“Play Therapy is based upon the fact that play is the child’s natural medium of self-expression. It is an opportunity which is given to the child to ‘play out’ his feelings and problems just as, in certain types of adult therapy, an individual ‘talks out’ his difficulties”. ~ Virginia Axline
What is Play Therapy?

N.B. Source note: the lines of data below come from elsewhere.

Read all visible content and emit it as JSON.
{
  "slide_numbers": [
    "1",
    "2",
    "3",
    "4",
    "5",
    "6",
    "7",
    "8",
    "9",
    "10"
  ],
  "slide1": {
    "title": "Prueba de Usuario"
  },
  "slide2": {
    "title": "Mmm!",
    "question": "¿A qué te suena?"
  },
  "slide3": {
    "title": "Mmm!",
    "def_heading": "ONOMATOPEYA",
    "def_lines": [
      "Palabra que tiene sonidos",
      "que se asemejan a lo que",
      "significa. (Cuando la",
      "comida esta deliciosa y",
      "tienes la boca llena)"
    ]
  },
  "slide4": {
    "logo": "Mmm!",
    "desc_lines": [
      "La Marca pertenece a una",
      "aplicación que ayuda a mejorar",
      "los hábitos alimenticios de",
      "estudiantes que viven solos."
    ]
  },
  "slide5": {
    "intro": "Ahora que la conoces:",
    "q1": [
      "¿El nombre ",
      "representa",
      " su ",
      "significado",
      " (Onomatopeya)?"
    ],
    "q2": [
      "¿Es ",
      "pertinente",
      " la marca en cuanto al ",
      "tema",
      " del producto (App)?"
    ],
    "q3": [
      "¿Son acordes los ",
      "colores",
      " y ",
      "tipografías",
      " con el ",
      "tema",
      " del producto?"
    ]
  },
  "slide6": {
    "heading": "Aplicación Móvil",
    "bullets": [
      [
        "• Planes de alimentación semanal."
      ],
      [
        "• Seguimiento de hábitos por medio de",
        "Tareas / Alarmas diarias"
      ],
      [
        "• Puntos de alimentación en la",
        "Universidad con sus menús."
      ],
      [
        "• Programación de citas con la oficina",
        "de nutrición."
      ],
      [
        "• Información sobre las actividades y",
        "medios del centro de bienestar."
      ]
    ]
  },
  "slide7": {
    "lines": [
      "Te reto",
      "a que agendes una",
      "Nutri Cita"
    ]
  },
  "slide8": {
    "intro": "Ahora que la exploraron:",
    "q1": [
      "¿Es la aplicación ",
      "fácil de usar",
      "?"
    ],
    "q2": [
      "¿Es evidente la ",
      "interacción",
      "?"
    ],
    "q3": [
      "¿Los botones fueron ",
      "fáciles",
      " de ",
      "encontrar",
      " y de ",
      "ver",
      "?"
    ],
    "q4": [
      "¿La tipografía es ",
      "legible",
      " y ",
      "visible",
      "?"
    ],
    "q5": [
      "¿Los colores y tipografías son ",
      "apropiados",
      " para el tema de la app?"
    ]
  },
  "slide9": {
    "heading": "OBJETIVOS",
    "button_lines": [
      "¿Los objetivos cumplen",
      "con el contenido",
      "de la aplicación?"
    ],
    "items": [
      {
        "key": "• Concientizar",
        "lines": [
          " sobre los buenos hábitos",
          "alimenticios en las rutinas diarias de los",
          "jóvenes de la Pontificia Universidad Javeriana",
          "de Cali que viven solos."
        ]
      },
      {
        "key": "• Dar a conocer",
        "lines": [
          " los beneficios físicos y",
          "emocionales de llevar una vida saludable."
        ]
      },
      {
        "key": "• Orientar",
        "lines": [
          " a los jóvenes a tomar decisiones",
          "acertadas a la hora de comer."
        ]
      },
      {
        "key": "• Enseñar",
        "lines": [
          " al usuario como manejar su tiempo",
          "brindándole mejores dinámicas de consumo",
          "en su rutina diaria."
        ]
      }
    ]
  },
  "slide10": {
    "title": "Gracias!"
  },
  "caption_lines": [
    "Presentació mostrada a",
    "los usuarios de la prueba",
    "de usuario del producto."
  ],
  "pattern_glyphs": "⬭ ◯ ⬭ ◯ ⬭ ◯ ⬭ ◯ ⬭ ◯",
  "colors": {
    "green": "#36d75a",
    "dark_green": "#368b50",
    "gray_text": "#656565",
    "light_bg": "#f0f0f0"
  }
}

Play Therapy is offered on an individual or small group basis for children between the ages of 3 and 12 years old. I work therapeutically from an integrative and holistic perspective which, integrates the therapeutic use of a wide range of creative arts media, which I call ‘the toolkit’. The toolkit can include, stories, arts and crafts, sand-tray and miniature symbols and objects to play within the sand-tray, puppets, dolls, dolls house, musical instruments, materials, sensory based toys and games. Through this therapeutic approach, children are invited into the space to play – Play is a child’s natural language and it is through their playful exploration that sense can begin to be made with regards to presenting difficulties – their play is the bridge between their conscious and unconscious minds and as they are playing I am noticing, reflecting, witnessing and finding therapeutic ways to help them to connect and process psychological, social, behavioral or emotional difficulties. Play Therapy works with unconscious as well as conscious processes; using non-directive and directive approaches, which has been therapeutically evidence through research and practice.
Many children do not have the words to express their thoughts, feelings and emotions – meeting them in their world, as they are can help to build therapeutic connection and a deeper understanding of how a child views their internal world and difficulties they may be struggling to process.
A child might benefit from Play Therapy if he or she:
- is struggling academically or socially
- has nightmares or disturbed sleep
- is excluded or is at risk of being excluded from school
- has suffered trauma, loss or bereavement
- has suffered emotional, physical or sexual abuse
- struggles with being fostered or adopted
- is troubled by his or her parents’ divorce or separation
- suffers anxiety, stress or phobias
- is withdrawn or continually unhappy
- finds it hard to make friends
- quarrels frequently with peers or siblings
- is bullied or bullies’ others
- displays inappropriate behaviour
- doesn’t play
According to current research* up to 83% of children receiving play therapy to Play Therapy UK’s (PTUK) standards reported positive change.